2. What is the duration of totality?
3. Wait, there are two eclipses?
4. How do I safely look at an eclipse?
5. Who do I contact with questions regarding the Solar Eclipse?
6. What disruptions can people expect on the day of the total solar eclipse?
7. How many visitors are expected to come to Lampasas to view the Solar Eclipse in 2024?
8. How is the City preparing for the Solar Eclipse 2024?
9. As a local business owner, should I remain open?
10. Where can I find a list of emergency contacts?
11. What time is the Eclipse in Lampasas?
12. What kind of merchandise is available to commemorate the Solar Eclipse in Lampasas?
13. Is the City of Lampasas organizing an event for the Solar Eclipse in 2024?
14. What events are taking place for the 2024 solar eclipse?
15. I am planning on hosting a public event for the 2024 solar eclipse, what should I do?
16. I am planning on hosting a private event for the 2024 solar eclipse, what should I do?
17. Do I need protective glasses for the 2024 Eclipse?
18. Is camping allowed in the City of Lampasas?
19. Is swimming allowed in Sulphur Creek?
20. What is the City of Lampasas Park Hours?
21. What is a Total Solar Eclipse?

For a total solar eclipse to take place, the moon passes between the sun and Earth, completely blocking the face of the sun. Weather permitting, people located in the center of the moon’s shadow when it hits Earth will experience a total eclipse. The sky will become very dark for a few minutes, as if it were night. Normally, when looking at the sun, you can only see the photosphere, the bright surface.

However, extending about 5,000 km above the photosphere is the region of the solar atmosphere called the chromosphere. It is only seen during total solar eclipses, or with sophisticated telescopes, and its red and pinkish color gives the blackened moon a thin halo of color against the greyish corona. People in the path of a total solar eclipse can also see the sun’s corona, the outer atmosphere, which is otherwise usually obscured by the bright face of the sun.
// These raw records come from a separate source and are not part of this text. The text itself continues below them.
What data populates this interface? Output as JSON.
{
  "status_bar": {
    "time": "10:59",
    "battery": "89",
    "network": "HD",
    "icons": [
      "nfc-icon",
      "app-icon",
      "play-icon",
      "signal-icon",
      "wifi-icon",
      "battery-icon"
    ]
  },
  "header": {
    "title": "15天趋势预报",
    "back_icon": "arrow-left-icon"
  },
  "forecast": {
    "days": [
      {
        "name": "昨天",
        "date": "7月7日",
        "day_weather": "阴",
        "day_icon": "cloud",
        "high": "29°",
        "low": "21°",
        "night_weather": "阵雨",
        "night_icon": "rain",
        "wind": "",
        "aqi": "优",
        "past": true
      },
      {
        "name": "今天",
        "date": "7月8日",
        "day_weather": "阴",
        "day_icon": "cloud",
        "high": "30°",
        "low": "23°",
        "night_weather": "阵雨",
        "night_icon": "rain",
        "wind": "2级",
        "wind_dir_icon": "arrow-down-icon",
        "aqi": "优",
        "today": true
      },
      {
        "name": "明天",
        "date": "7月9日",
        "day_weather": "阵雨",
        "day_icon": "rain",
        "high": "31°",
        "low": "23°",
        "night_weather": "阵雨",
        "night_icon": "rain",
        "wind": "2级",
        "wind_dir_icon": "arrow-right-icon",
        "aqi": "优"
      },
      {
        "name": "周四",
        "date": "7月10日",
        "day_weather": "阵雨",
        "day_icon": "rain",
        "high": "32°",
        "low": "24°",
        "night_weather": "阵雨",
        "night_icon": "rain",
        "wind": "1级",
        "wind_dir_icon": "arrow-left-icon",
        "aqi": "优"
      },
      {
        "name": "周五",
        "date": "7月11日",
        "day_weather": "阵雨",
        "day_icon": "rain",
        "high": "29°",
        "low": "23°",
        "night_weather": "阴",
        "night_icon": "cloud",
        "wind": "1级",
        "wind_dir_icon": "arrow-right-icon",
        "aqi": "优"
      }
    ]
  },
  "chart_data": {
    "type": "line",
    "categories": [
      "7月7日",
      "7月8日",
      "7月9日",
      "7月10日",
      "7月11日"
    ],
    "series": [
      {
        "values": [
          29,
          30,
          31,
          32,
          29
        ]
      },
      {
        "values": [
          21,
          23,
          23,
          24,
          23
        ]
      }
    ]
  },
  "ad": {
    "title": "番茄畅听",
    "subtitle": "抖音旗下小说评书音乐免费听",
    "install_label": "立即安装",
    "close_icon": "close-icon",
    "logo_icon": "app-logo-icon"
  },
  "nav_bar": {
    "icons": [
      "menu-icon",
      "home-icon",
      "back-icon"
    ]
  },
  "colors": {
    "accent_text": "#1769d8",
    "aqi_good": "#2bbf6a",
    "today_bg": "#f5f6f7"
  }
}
A total solar eclipse is the only type of solar eclipse where viewers can briefly remove their eclipse glasses, during the few moments when the moon is completely blocking the sun.